→ **About this exercise**
I'd like the entries reproduced exactly, with the images omitted.

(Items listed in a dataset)
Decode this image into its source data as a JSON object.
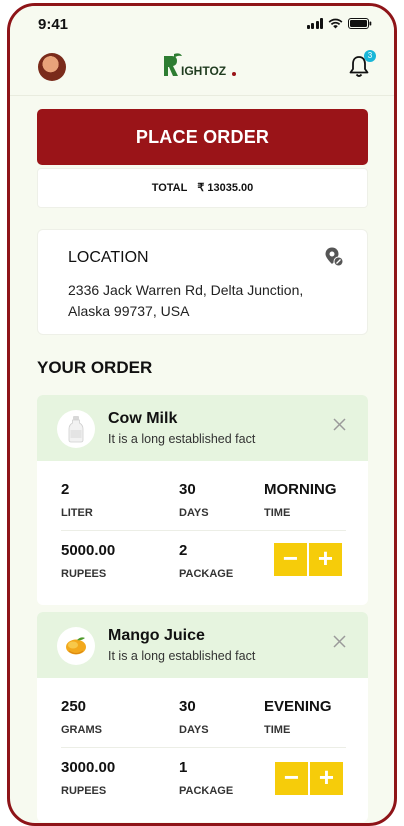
{
  "status_bar": {
    "time": "9:41"
  },
  "header": {
    "brand": "RIGHTOZ",
    "notification_count": "3"
  },
  "summary": {
    "place_order_label": "PLACE ORDER",
    "total_label": "TOTAL",
    "total_value": "₹ 13035.00"
  },
  "location": {
    "title": "LOCATION",
    "address": "2336 Jack Warren Rd, Delta Junction, Alaska 99737, USA"
  },
  "order_section_title": "YOUR ORDER",
  "orders": [
    {
      "name": "Cow Milk",
      "description": "It is a long established fact",
      "quantity": "2",
      "quantity_unit": "LITER",
      "days": "30",
      "days_label": "DAYS",
      "time": "MORNING",
      "time_label": "TIME",
      "price": "5000.00",
      "price_label": "RUPEES",
      "packages": "2",
      "packages_label": "PACKAGE",
      "minus_label": "−",
      "plus_label": "+"
    },
    {
      "name": "Mango Juice",
      "description": "It is a long established fact",
      "quantity": "250",
      "quantity_unit": "GRAMS",
      "days": "30",
      "days_label": "DAYS",
      "time": "EVENING",
      "time_label": "TIME",
      "price": "3000.00",
      "price_label": "RUPEES",
      "packages": "1",
      "packages_label": "PACKAGE",
      "minus_label": "−",
      "plus_label": "+"
    }
  ],
  "icons": {
    "avatar": "user-avatar",
    "notification": "bell-icon",
    "location": "location-pin-icon",
    "close": "close-icon",
    "milk": "milk-bottle-icon",
    "mango": "mango-icon"
  },
  "colors": {
    "brand_red": "#9a1418",
    "brand_green": "#2e7d32",
    "card_header_green": "#e6f4df",
    "stepper_yellow": "#f6cc0a"
  }
}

→ **Written solution**
Decode this image into its source data as a JSON object.
{
  "status_bar": {
    "time": "9:41"
  },
  "header": {
    "brand": "RIGHTOZ",
    "notification_count": "3"
  },
  "summary": {
    "place_order_label": "PLACE ORDER",
    "total_label": "TOTAL",
    "total_value": "₹ 13035.00"
  },
  "location": {
    "title": "LOCATION",
    "address": "2336 Jack Warren Rd, Delta Junction, Alaska 99737, USA"
  },
  "order_section_title": "YOUR ORDER",
  "orders": [
    {
      "name": "Cow Milk",
      "description": "It is a long established fact",
      "quantity": "2",
      "quantity_unit": "LITER",
      "days": "30",
      "days_label": "DAYS",
      "time": "MORNING",
      "time_label": "TIME",
      "price": "5000.00",
      "price_label": "RUPEES",
      "packages": "2",
      "packages_label": "PACKAGE",
      "minus_label": "−",
      "plus_label": "+"
    },
    {
      "name": "Mango Juice",
      "description": "It is a long established fact",
      "quantity": "250",
      "quantity_unit": "GRAMS",
      "days": "30",
      "days_label": "DAYS",
      "time": "EVENING",
      "time_label": "TIME",
      "price": "3000.00",
      "price_label": "RUPEES",
      "packages": "1",
      "packages_label": "PACKAGE",
      "minus_label": "−",
      "plus_label": "+"
    }
  ],
  "icons": {
    "avatar": "user-avatar",
    "notification": "bell-icon",
    "location": "location-pin-icon",
    "close": "close-icon",
    "milk": "milk-bottle-icon",
    "mango": "mango-icon"
  },
  "colors": {
    "brand_red": "#9a1418",
    "brand_green": "#2e7d32",
    "card_header_green": "#e6f4df",
    "stepper_yellow": "#f6cc0a"
  }
}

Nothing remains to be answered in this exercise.